Simply Wall St

Today we are going to look at The Gap, Inc. (NYSE:GPS) to see whether it might be an attractive investment prospect. To be precise, we'll consider its Return On Capital Employed (ROCE), as that will inform our view of the quality of the business.

First up, we'll look at what ROCE is and how we calculate it. Second, we'll look at its ROCE compared to similar companies. Last but not least, we'll look at what impact its current liabilities have on its ROCE.

Return On Capital Employed (ROCE): What is it?

ROCE measures the amount of pre-tax profits a company can generate from the capital employed in its business. In general, businesses with a higher ROCE are usually better quality. Ultimately, it is a useful but imperfect metric. Renowned investment researcher Michael Mauboussin has suggested that a high ROCE can indicate that 'one dollar invested in the company generates value of more than one dollar'.

So, How Do We Calculate ROCE?

The formula for calculating the return on capital employed is:

Return on Capital Employed = Earnings Before Interest and Tax (EBIT) ÷ (Total Assets - Current Liabilities)

Or for Gap:

0.12 = US$1.3b ÷ (US$14b - US$3.2b) (Based on the trailing twelve months to November 2019.)

So, Gap has an ROCE of 12%.

Check out our latest analysis for Gap

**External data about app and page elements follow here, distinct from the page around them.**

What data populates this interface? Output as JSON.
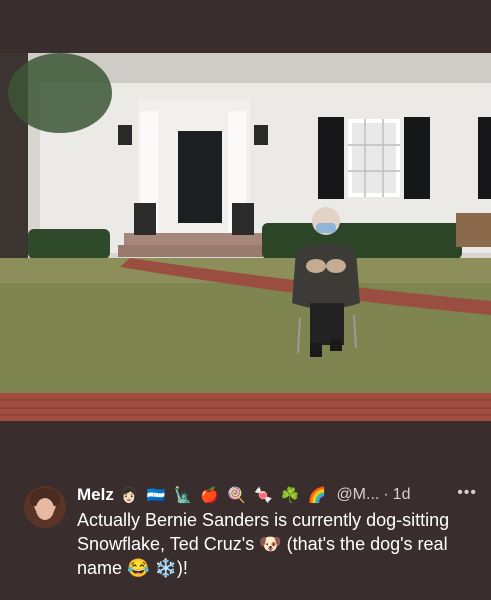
{
  "tweet": {
    "name": "Melz",
    "name_emojis": "👩🏻 🇭🇳 🗽 🍎 🍭 🍬 ☘️ 🌈",
    "handle": "@M...",
    "separator": "·",
    "time": "1d",
    "more": "•••",
    "text": "Actually Bernie Sanders is currently dog-sitting Snowflake, Ted Cruz's 🐶 (that's the dog's real name 😂 ❄️)!"
  },
  "icons": {
    "more": "more-options-icon",
    "avatar": "profile-avatar"
  },
  "colors": {
    "background": "#3a2d2d",
    "text": "#ffffff",
    "secondary_text": "#d8cfcf"
  }
}
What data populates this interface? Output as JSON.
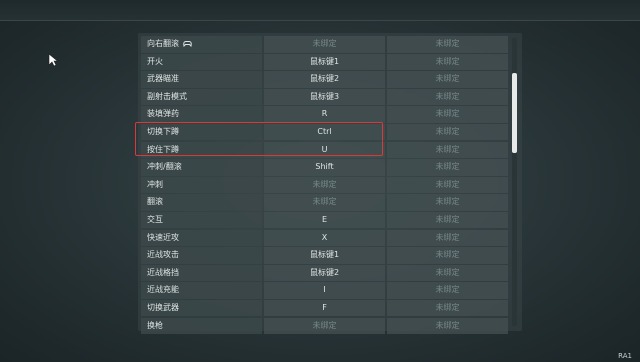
{
  "keybinds": {
    "rows": [
      {
        "action": "向右翻滚",
        "primary": "未绑定",
        "secondary": "未绑定",
        "primary_unbound": true,
        "has_icon": true
      },
      {
        "action": "开火",
        "primary": "鼠标键1",
        "secondary": "未绑定",
        "primary_unbound": false
      },
      {
        "action": "武器瞄准",
        "primary": "鼠标键2",
        "secondary": "未绑定",
        "primary_unbound": false
      },
      {
        "action": "副射击模式",
        "primary": "鼠标键3",
        "secondary": "未绑定",
        "primary_unbound": false
      },
      {
        "action": "装填弹药",
        "primary": "R",
        "secondary": "未绑定",
        "primary_unbound": false
      },
      {
        "action": "切换下蹲",
        "primary": "Ctrl",
        "secondary": "未绑定",
        "primary_unbound": false
      },
      {
        "action": "按住下蹲",
        "primary": "U",
        "secondary": "未绑定",
        "primary_unbound": false
      },
      {
        "action": "冲刺/翻滚",
        "primary": "Shift",
        "secondary": "未绑定",
        "primary_unbound": false
      },
      {
        "action": "冲刺",
        "primary": "未绑定",
        "secondary": "未绑定",
        "primary_unbound": true
      },
      {
        "action": "翻滚",
        "primary": "未绑定",
        "secondary": "未绑定",
        "primary_unbound": true
      },
      {
        "action": "交互",
        "primary": "E",
        "secondary": "未绑定",
        "primary_unbound": false
      },
      {
        "action": "快速近攻",
        "primary": "X",
        "secondary": "未绑定",
        "primary_unbound": false
      },
      {
        "action": "近战攻击",
        "primary": "鼠标键1",
        "secondary": "未绑定",
        "primary_unbound": false
      },
      {
        "action": "近战格挡",
        "primary": "鼠标键2",
        "secondary": "未绑定",
        "primary_unbound": false
      },
      {
        "action": "近战充能",
        "primary": "I",
        "secondary": "未绑定",
        "primary_unbound": false
      },
      {
        "action": "切换武器",
        "primary": "F",
        "secondary": "未绑定",
        "primary_unbound": false
      },
      {
        "action": "换枪",
        "primary": "未绑定",
        "secondary": "未绑定",
        "primary_unbound": true
      }
    ]
  },
  "scrollbar": {
    "position_fraction": 0.12,
    "visible_fraction": 0.28
  },
  "highlight": {
    "color": "#d83a3a",
    "rows": [
      "切换下蹲",
      "按住下蹲"
    ]
  },
  "watermark": "RA1",
  "colors": {
    "unbound_text": "#77888a",
    "bound_text": "#dfe4e4"
  }
}
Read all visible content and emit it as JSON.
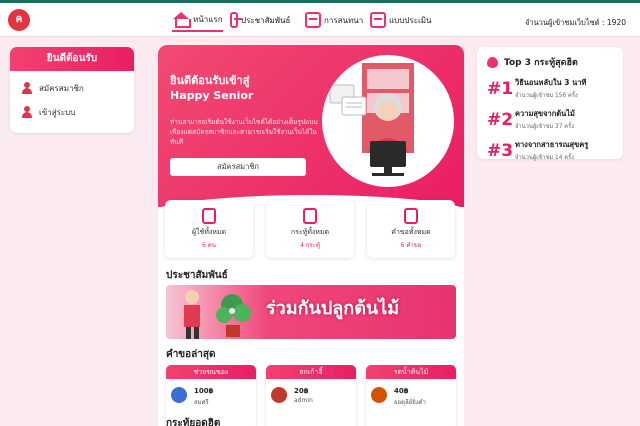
{
  "nav": {
    "logo": "ค",
    "items": [
      {
        "label": "หน้าแรก",
        "icon": "home-icon"
      },
      {
        "label": "ประชาสัมพันธ์",
        "icon": "megaphone-icon"
      },
      {
        "label": "การสนทนา",
        "icon": "chat-icon"
      },
      {
        "label": "แบบประเมิน",
        "icon": "clipboard-icon"
      }
    ],
    "visitors": "จำนวนผู้เข้าชมเว็บไซต์ : 1920"
  },
  "welcome": {
    "title": "ยินดีต้อนรับ",
    "items": [
      "สมัครสมาชิก",
      "เข้าสู่ระบบ"
    ]
  },
  "hero": {
    "title_line1": "ยินดีต้อนรับเข้าสู่",
    "title_line2": "Happy Senior",
    "description": "ท่านสามารถเริ่มต้นใช้งานเว็บไซต์ได้อย่างเต็มรูปแบบเพียงแค่สมัครสมาชิกและสามารถเริ่มใช้งานเว็บได้ในทันที",
    "button": "สมัครสมาชิก"
  },
  "stats": [
    {
      "label": "ผู้ใช้ทั้งหมด",
      "value": "6 คน"
    },
    {
      "label": "กระทู้ทั้งหมด",
      "value": "4 กระทู้"
    },
    {
      "label": "คำขอทั้งหมด",
      "value": "6 คำขอ"
    }
  ],
  "pr": {
    "title": "ประชาสัมพันธ์",
    "banner_text": "ร่วมกันปลูกต้นไม้"
  },
  "requests": {
    "title": "คำขอล่าสุด",
    "items": [
      {
        "title": "ช่วยขนของ",
        "amount": "100฿",
        "name": "สมศรี",
        "avatar_color": "#3b6fd1"
      },
      {
        "title": "ยกเก้าอี้",
        "amount": "20฿",
        "name": "admin",
        "avatar_color": "#c0392b"
      },
      {
        "title": "รดน้ำต้นไม้",
        "amount": "40฿",
        "name": "ยอดุลีย์ยิงดำ",
        "avatar_color": "#d35400"
      }
    ]
  },
  "next_section": "กระทู้ยอดฮิต",
  "top3": {
    "title": "Top 3 กระทู้สุดฮิต",
    "items": [
      {
        "rank": "#1",
        "title": "วิธีนอนหลับใน 3 นาที",
        "views": "จำนวนผู้เข้าชม 156 ครั้ง"
      },
      {
        "rank": "#2",
        "title": "ความสุขจากต้นไม้",
        "views": "จำนวนผู้เข้าชม 37 ครั้ง"
      },
      {
        "rank": "#3",
        "title": "ทางจากสาธารณสุขครู",
        "views": "จำนวนผู้เข้าชม 14 ครั้ง"
      }
    ]
  },
  "colors": {
    "accent": "#e91e63",
    "topbar": "#1f6b5c",
    "background": "#fbeaf0"
  }
}
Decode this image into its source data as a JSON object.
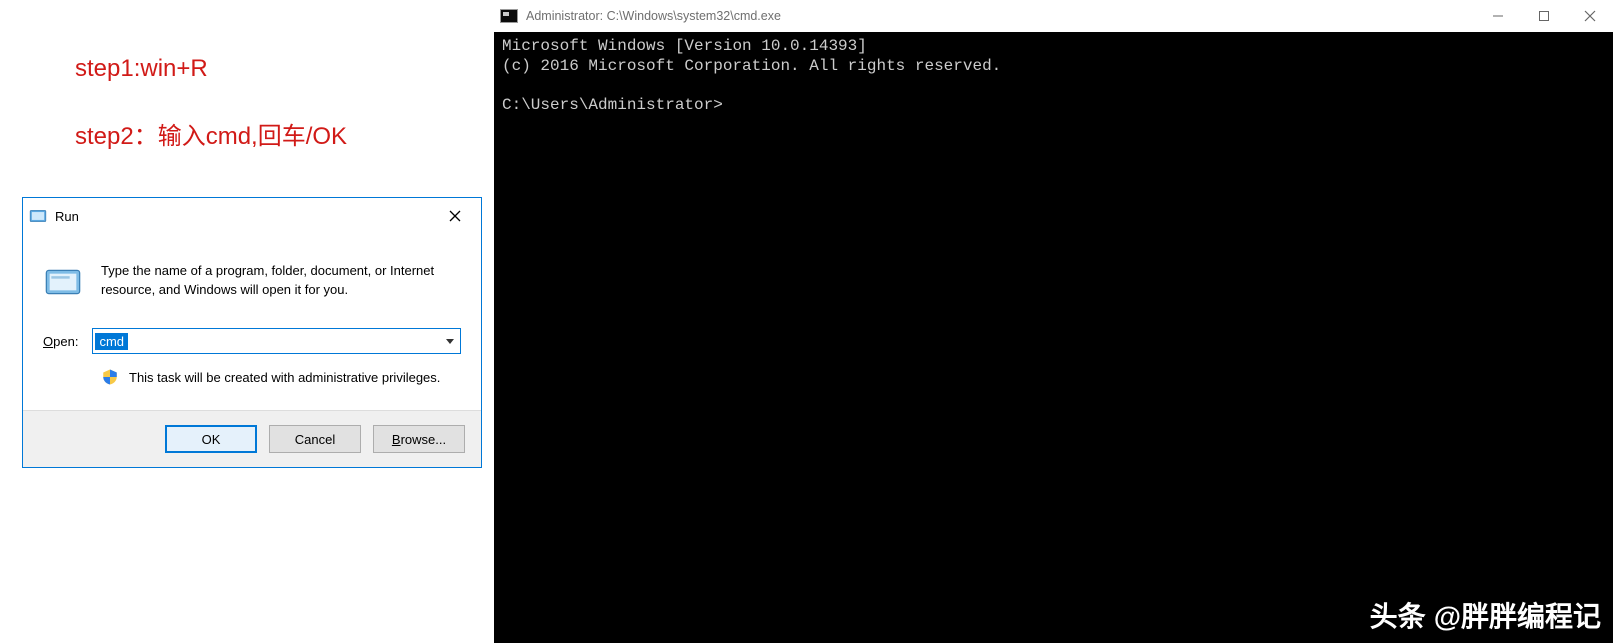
{
  "steps": {
    "step1": "step1:win+R",
    "step2": "step2：输入cmd,回车/OK"
  },
  "run_dialog": {
    "title": "Run",
    "instruction": "Type the name of a program, folder, document, or Internet resource, and Windows will open it for you.",
    "open_label": "Open:",
    "open_value": "cmd",
    "admin_note": "This task will be created with administrative privileges.",
    "buttons": {
      "ok": "OK",
      "cancel": "Cancel",
      "browse": "Browse..."
    }
  },
  "cmd": {
    "title": "Administrator: C:\\Windows\\system32\\cmd.exe",
    "line1": "Microsoft Windows [Version 10.0.14393]",
    "line2": "(c) 2016 Microsoft Corporation. All rights reserved.",
    "prompt": "C:\\Users\\Administrator>"
  },
  "watermark": {
    "prefix": "头条",
    "handle": "@胖胖编程记"
  }
}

Does Gap Have A Good ROCE?

One way to assess ROCE is to compare similar companies. Using our data, Gap's ROCE appears to be around the 11% average of the Specialty Retail industry. Separate from Gap's performance relative to its industry, its ROCE in absolute terms looks satisfactory, and it may be worth researching in more depth.

Gap's current ROCE of 12% is lower than its ROCE in the past, which was 30%, 3 years ago. So investors might consider if it has had issues recently. You can see in the image below how Gap's ROCE compares to its industry. Click to see more on past growth.

NYSE:GPS Past Revenue and Net Income, February 17th 2020

It is important to remember that ROCE shows past performance, and is not necessarily predictive. ROCE can be deceptive for cyclical businesses, as returns can look incredible in boom times, and terribly low in downturns. ROCE is, after all, simply a snap shot of a single year. What happens in the future is pretty important for investors, so we have prepared a free report on analyst forecasts for Gap.

How Gap's Current Liabilities Impact Its ROCE

Current liabilities are short term bills and invoices that need to be paid in 12 months or less. Due to the way the ROCE equation works, having large bills due in the near term can make it look as though a company has less capital employed, and thus a higher ROCE than usual. To counter this, investors can check if a company has high current liabilities relative to total assets.

Gap has total assets of US$14b and current liabilities of US$3.2b. As a result, its current liabilities are equal to approximately 23% of its total assets. Low current liabilities are not boosting the ROCE too much.

What We Can Learn From Gap's ROCE

With that in mind, Gap's ROCE appears pretty good. Gap shapes up well under this analysis, but it is far from the only business delivering excellent numbers . You might also want to check this free collection of companies delivering excellent earnings growth.

For those who like to find winning investments this free list of growing companies with recent insider purchasing, could be just the ticket.

If you spot an error that warrants correction, please contact the editor at editorial-team@simplywallst.com. This article by Simply Wall St is general in nature. It does not constitute a recommendation to buy or sell any stock, and does not take account of your objectives, or your financial situation. Simply Wall St has no position in the stocks mentioned.

We aim to bring you long-term focused research analysis driven by fundamental data. Note that our analysis may not factor in the latest price-sensitive company announcements or qualitative material. Thank you for reading.